For hundreds of years man has enjoyed beer. Throughout the years, many aspects of serving and consuming beer have changed, making a beer drinkerís experience more complete and desirable.
It is commonly known that beer has been around mankind for a long while. As beer itself changed, expanded, and improved, so did the way in which we actually got the beer to our mouths. Pottery, wood, stoneware, and even sewn up pieces of leather made up the earliest drinking vessels. As time went on, man witnessed small advancements in the quality of their beer receptacles. Early Europeans that lived during the time of the black plague saw the development of beer steins, which had a closed top on the steins to prevent flies from landing in the beer and making the person ill.
Today, the most important factor to influence modern beer glass making was the creation of glass. As consumers actually started to be able to look at what they were consuming from the glass they began to demand a beer with more flavor and a improved hue. Customers didn’t want chunks in their drinks anymore so manufacturers began to filter their beers. With this new, improved wave of beer glasses, it appeared beer steins were on the way out.
A variety of glasses were created and produced for the various kinds of beers. The sixteen-ounce pint glass is the most in demand glass in the United States. It was originally used to fit the top of a Martini shaker, but barkeeps soon discovered that as the beer poured out of the beer tap handles the pint glass was the top receptacle because it let part of the carbonation to be released and let the aroma of the brew to be more obvious. The pint glass rapidly became popular with barkeeps who had to rinse each glass by itself because it can be put on top of each other and stored easily on the shelves.

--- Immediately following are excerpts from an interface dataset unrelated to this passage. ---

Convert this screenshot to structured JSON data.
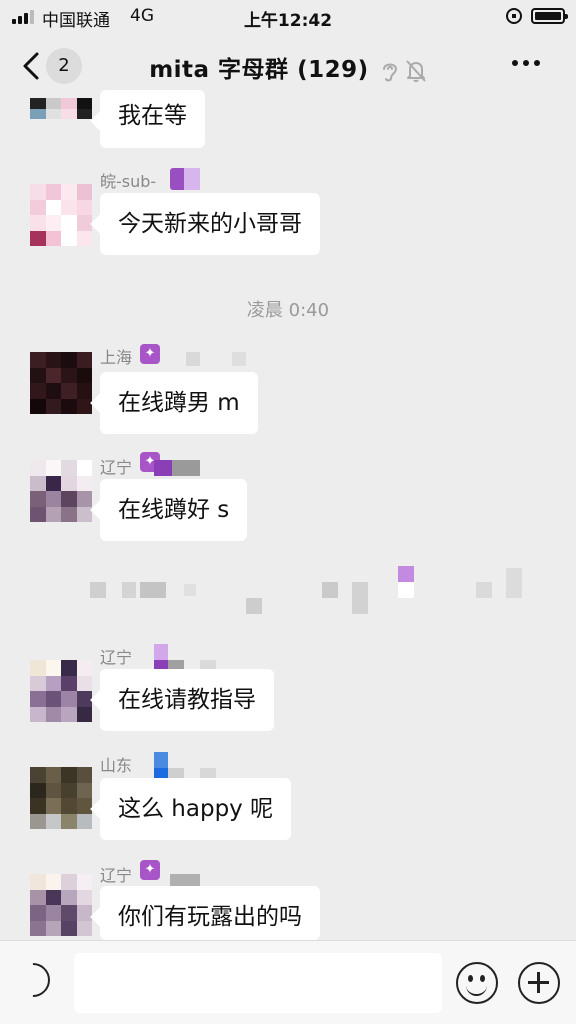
{
  "status_bar": {
    "carrier": "中国联通",
    "network": "4G",
    "time": "上午12:42"
  },
  "header": {
    "back_badge": "2",
    "title": "mita 字母群 (129)",
    "icons": [
      "ear-icon",
      "bell-muted-icon",
      "more-icon"
    ]
  },
  "messages": [
    {
      "sender": "",
      "text": "我在等"
    },
    {
      "sender": "皖-sub-",
      "text": "今天新来的小哥哥"
    },
    {
      "sender": "上海",
      "text": "在线蹲男 m"
    },
    {
      "sender": "辽宁",
      "text": "在线蹲好 s"
    },
    {
      "sender": "辽宁",
      "text": "在线请教指导"
    },
    {
      "sender": "山东",
      "text": "这么 happy 呢"
    },
    {
      "sender": "辽宁",
      "text": "你们有玩露出的吗"
    }
  ],
  "timestamp": "凌晨 0:40",
  "input_bar": {
    "placeholder": "",
    "icons": [
      "voice-icon",
      "emoji-icon",
      "plus-icon"
    ]
  },
  "colors": {
    "background": "#ededed",
    "bubble": "#ffffff",
    "badge": "#a855c8",
    "timestamp": "#9a9a9a"
  }
}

An attempt to get consumers to get their kind of beer by breweries led to some unique and groundbreaking moves on the marketing and advertising front. Handing out glasses to consumers was a way that manufacturers found to promote their beers even though it was illegal. This led to the manufacturers creating glasses that were works of art unto themselves. The first were gaudy and costly; they would often have gold or silver embossed on the sides. Eventually, artists for the breweries began doing detailed carvings on either side of the beer glasses or steins and even developed a method of cooking enamel paint onto the glasses. These enameled glasses are still some of the most rare beer souvenirs, even though they were made more recently than the others. Nowadays avid collectors all over the earth continue to collect these tin signs and memorabilia that are sometimes worth thousands. Have you looked up in the top of Grandpappy’s old drawer in a while?